An executive headhunter was scheduled to meet Tuesday with Commissioner of Higher Education Wm. Rolfe Kerr and members of a search committee to review possible candidates for the University of Utah president's job.
Kerr and committee members were to meet William J. Bowen of Heidrick and Struggles, consultants in executive search, New York, in a closed-door session. Kerr said the meeting was closed, under the Open Meetings Law, because individual candidates would be discussed.The committee hired the New York firm from a pool of 12 applicants. This is the first time that professional consultants have been used in a search for a Utah college or university president.
Kerr said Heidrick and Struggles had more experience in university presidential searches than the other applicants. The consultants have been involved with presidential searches at several major institutions in the past few years.

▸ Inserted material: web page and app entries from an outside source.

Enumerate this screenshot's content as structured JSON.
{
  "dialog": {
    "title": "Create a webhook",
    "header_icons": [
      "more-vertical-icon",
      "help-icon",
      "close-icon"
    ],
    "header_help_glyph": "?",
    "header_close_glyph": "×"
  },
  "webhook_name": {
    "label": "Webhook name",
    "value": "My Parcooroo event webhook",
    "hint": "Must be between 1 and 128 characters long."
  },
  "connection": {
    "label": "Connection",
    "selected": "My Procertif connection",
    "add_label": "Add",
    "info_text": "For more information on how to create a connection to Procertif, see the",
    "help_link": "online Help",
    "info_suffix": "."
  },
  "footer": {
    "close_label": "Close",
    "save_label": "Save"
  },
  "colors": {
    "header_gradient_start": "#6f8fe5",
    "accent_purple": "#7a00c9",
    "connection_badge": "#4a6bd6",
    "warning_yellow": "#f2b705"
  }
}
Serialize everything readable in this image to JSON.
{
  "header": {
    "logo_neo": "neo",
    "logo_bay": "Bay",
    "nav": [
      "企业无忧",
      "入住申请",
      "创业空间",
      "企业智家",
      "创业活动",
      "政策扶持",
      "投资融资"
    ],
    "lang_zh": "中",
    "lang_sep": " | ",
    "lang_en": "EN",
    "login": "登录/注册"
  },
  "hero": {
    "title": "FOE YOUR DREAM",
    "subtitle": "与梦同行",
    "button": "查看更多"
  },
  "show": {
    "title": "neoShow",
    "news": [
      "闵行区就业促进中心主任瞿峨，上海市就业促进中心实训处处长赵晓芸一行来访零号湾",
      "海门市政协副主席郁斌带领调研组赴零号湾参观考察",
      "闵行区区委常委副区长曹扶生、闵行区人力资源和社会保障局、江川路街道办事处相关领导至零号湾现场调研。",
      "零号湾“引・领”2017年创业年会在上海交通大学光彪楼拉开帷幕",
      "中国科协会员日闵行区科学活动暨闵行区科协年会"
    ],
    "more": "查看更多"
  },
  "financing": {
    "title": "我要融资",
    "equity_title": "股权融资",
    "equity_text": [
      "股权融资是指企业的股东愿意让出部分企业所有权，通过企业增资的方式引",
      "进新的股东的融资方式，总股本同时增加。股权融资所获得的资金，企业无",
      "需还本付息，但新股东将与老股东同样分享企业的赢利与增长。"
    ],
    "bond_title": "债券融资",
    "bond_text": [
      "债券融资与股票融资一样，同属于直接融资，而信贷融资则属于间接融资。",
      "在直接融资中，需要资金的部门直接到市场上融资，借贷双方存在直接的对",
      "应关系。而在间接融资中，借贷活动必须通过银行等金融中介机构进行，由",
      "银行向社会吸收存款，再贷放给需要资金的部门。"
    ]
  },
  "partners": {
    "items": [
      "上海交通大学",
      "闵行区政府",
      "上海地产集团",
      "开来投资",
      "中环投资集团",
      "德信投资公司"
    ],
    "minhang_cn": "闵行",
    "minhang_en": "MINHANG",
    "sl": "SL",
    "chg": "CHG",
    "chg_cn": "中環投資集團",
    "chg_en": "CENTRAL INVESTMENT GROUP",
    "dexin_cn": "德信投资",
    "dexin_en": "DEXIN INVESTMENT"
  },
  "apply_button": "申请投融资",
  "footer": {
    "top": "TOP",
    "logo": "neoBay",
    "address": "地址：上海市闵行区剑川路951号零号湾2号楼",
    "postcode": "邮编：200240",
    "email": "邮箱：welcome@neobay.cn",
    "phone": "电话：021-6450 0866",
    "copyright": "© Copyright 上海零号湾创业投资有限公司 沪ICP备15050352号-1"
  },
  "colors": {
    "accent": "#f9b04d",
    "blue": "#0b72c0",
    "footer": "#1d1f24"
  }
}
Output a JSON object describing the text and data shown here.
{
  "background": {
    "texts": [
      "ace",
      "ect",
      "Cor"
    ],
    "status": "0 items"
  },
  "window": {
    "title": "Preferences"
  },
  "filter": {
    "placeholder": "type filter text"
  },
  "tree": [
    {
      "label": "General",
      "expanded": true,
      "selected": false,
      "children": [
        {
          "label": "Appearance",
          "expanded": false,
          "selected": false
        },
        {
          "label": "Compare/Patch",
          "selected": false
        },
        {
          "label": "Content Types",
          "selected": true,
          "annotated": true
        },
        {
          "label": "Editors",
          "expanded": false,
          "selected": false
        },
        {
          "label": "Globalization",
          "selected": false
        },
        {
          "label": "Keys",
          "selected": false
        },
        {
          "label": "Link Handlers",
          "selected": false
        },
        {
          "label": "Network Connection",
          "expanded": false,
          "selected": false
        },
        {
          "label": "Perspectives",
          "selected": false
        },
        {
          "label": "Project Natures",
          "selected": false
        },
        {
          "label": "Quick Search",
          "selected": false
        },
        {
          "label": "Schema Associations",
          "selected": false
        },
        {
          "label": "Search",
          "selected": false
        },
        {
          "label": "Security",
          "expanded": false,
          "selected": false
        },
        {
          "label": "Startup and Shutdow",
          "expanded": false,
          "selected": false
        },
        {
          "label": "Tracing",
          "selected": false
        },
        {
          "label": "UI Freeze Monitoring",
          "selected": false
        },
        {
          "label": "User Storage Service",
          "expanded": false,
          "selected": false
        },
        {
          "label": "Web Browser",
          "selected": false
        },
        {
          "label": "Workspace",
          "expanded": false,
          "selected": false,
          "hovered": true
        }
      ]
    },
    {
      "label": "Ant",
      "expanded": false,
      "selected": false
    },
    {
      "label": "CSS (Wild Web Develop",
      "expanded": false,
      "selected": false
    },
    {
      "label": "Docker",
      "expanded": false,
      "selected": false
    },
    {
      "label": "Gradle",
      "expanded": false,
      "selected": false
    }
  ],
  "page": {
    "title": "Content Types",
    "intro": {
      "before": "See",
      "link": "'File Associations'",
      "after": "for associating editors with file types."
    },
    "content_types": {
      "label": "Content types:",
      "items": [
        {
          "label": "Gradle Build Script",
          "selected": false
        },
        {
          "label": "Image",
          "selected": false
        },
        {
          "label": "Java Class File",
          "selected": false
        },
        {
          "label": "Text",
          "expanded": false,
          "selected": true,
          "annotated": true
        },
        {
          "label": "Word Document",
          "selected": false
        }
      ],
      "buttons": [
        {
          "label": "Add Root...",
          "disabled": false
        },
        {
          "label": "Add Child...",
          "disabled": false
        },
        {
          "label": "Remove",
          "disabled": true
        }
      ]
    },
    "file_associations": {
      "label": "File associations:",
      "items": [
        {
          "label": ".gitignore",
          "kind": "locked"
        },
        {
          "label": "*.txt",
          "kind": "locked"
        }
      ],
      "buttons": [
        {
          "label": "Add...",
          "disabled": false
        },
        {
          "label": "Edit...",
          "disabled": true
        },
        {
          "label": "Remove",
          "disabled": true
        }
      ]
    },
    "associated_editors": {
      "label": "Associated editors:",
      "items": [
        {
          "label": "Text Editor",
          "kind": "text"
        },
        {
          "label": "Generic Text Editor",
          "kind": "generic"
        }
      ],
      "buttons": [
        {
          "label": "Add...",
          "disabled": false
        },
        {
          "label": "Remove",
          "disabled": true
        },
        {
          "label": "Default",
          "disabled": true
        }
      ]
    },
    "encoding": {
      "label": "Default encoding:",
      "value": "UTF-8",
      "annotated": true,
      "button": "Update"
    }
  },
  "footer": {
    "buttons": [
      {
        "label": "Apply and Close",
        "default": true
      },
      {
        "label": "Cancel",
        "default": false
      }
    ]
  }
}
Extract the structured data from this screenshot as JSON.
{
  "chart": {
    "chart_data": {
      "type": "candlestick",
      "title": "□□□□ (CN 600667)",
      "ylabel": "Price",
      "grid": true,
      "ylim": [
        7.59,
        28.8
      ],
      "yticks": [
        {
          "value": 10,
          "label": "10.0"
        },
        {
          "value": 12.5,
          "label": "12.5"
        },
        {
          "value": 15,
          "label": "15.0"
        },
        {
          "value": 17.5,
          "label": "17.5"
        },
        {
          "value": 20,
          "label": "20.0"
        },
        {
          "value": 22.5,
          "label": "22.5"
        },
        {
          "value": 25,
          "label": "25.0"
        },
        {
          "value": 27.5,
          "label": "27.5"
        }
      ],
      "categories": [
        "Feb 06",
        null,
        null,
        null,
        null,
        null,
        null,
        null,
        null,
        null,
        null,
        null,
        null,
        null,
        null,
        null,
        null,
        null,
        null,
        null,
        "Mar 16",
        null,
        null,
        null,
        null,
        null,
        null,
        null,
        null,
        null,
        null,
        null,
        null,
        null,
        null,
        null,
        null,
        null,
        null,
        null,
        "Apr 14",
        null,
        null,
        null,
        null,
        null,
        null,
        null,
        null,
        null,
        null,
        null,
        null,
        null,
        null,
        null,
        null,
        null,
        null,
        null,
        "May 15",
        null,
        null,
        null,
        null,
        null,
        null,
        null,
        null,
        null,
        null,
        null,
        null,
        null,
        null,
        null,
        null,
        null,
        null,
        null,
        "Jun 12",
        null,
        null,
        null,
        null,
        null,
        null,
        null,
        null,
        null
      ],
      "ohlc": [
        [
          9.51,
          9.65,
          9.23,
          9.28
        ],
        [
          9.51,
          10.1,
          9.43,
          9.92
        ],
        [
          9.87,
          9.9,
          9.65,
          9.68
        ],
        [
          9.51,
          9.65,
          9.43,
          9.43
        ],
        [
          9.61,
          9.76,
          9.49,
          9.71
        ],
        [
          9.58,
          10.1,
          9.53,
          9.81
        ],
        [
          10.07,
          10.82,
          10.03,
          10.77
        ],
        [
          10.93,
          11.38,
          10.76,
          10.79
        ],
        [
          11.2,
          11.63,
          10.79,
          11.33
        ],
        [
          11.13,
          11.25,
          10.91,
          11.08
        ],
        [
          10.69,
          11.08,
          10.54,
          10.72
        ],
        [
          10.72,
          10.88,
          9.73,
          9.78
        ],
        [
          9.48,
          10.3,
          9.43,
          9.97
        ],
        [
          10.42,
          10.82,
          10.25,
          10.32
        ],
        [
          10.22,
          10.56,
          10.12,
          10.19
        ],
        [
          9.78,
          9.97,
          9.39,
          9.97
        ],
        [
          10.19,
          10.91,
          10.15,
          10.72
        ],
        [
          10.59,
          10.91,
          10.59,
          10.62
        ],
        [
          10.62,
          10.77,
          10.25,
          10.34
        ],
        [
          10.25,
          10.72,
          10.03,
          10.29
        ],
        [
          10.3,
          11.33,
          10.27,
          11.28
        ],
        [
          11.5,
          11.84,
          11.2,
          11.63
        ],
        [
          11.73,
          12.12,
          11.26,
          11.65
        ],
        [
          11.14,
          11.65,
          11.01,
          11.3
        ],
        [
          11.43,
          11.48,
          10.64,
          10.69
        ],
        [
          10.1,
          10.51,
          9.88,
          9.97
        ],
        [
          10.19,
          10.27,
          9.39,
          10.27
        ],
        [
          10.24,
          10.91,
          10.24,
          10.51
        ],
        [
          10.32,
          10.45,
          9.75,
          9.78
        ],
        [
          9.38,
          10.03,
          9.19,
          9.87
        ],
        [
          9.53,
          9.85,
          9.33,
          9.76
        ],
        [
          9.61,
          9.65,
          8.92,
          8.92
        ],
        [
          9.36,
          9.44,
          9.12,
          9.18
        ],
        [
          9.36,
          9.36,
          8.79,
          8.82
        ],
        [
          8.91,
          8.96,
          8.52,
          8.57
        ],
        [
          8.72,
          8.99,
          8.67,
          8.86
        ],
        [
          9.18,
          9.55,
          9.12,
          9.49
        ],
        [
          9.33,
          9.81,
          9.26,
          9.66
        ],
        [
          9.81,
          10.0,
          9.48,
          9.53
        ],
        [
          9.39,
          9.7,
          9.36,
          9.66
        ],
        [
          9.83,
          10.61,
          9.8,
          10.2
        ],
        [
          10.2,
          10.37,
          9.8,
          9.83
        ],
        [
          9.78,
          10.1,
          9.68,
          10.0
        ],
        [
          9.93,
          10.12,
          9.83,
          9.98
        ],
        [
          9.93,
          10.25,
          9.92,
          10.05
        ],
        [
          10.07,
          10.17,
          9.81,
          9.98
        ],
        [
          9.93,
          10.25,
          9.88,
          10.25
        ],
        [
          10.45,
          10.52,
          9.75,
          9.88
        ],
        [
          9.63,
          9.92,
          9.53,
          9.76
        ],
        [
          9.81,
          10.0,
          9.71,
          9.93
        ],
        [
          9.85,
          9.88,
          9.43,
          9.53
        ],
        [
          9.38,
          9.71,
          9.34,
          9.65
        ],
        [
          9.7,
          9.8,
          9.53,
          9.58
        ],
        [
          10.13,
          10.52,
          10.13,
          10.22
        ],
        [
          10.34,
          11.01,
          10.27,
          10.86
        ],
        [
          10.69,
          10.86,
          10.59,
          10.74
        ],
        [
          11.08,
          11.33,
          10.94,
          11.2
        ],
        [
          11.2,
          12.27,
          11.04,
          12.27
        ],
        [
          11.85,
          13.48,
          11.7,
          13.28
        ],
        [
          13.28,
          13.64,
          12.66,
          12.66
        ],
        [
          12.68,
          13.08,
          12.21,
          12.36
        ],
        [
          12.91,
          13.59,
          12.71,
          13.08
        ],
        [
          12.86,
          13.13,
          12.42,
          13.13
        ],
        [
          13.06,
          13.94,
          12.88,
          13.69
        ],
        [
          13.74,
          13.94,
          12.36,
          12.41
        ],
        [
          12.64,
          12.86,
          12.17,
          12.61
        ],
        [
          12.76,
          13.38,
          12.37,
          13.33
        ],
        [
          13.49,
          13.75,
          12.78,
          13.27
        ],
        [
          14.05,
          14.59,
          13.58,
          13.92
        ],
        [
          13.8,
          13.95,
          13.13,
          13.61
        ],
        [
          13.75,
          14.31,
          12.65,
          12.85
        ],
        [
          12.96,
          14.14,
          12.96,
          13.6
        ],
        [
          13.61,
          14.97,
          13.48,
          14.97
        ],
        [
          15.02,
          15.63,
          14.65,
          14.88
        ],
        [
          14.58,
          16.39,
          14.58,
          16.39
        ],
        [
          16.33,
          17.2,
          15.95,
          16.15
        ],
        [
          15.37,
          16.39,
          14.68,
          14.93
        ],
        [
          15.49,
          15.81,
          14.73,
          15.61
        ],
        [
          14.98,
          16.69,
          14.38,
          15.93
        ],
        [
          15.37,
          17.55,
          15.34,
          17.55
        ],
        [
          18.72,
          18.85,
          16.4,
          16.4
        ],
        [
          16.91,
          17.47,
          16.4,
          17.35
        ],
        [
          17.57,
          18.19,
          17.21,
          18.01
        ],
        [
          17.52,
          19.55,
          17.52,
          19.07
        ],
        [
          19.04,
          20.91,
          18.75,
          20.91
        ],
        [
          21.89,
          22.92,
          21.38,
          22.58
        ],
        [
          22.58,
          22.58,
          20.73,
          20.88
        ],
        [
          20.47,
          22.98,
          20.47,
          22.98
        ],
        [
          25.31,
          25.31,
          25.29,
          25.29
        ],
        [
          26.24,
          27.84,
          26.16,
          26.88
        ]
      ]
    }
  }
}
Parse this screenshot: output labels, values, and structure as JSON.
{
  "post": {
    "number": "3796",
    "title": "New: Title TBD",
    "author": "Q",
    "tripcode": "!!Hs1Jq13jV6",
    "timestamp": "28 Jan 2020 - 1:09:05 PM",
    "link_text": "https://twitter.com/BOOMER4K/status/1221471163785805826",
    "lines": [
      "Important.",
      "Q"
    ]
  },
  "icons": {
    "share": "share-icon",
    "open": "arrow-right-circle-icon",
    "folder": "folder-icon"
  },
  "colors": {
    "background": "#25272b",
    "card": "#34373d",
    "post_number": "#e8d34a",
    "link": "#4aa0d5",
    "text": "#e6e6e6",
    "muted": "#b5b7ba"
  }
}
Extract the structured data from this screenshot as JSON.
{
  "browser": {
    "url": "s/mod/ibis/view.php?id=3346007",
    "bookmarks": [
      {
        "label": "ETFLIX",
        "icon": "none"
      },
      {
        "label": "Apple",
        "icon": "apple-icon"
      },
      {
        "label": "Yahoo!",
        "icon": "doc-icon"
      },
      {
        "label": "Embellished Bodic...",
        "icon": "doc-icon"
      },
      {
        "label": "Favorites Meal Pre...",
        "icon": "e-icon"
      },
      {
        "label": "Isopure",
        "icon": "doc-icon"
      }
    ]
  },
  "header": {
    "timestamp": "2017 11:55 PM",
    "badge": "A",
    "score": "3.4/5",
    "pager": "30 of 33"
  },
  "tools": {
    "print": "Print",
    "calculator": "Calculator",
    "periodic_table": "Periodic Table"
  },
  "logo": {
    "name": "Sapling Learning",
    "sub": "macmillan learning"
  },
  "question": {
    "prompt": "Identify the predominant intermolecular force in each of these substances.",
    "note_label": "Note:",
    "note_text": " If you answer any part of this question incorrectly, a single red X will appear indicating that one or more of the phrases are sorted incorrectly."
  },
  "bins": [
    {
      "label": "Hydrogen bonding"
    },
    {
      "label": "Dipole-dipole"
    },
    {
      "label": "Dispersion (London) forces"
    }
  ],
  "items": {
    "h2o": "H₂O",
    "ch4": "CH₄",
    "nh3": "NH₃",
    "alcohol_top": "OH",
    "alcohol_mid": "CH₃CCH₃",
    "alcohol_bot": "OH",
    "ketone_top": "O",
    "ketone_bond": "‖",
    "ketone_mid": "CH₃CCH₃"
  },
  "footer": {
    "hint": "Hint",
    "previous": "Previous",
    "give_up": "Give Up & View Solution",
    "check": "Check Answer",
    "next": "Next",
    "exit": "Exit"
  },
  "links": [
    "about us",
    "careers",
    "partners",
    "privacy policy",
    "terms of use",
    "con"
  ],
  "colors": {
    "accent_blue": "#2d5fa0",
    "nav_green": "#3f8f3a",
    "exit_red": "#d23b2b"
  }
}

Heidrick and Struggles said that among the presidential searches that it has conducted are those for Indiana, Northwestern, Purdue, Ohio State, Texas Tech, Massachusetts, Minnesota, Oklahoma, Virginia Commonwealth universities and Virginia Polytechnic Institute.
The firm's fee is still under negotiation, the commissioner said. However, he said a typical fee for a headhunter is one-third of the president's salary. U. President Chase N. Peterson earns $113,000, but it's possible that the committee will have to negotiate a different salary for Peterson's successor.
Saying he recognizes that consultants' fee is substantial, Kerr also added, "It may be the best money that could be spent. They will assure a pool of qualified candidates and do background checks. It may well be a very small price to pay."
Among the consultants' duties will be to identify key candidates, with a concerted effort at finding women and minority candidates. In its proposal to the search committee, Heidrick and Struggles touted an exemplary record in placing women and minority candidates, noting that 17 percent of the searches conducted by one consultant had resulted in women and minority placements.
The consultants aren't the only sources for candidates, however. The committee has already received 75 applicants or nominees. Kerr said he expects about 150 candidates.
The consultants will also do extensive credit and reference checks on the candidates to ensure that they are qualified. Kerr said that several years ago it was discovered that one strong candidate for a college presidency had received a diploma granted by a diploma mill.
On Monday, the search committee moved back the applicant deadline from Feb. 1 to Feb. 15. Kerr said the committee still hopes to appoint the new president by April or May to ensure a smooth transition when Peterson retires June 30.
The committee continues to refine its list of institutional needs and candidate qualifications. Committee members have been meeting with campus and community groups, gathering suggestions.
The committee also decided that it will not publicly announce the names of the five or six finalists.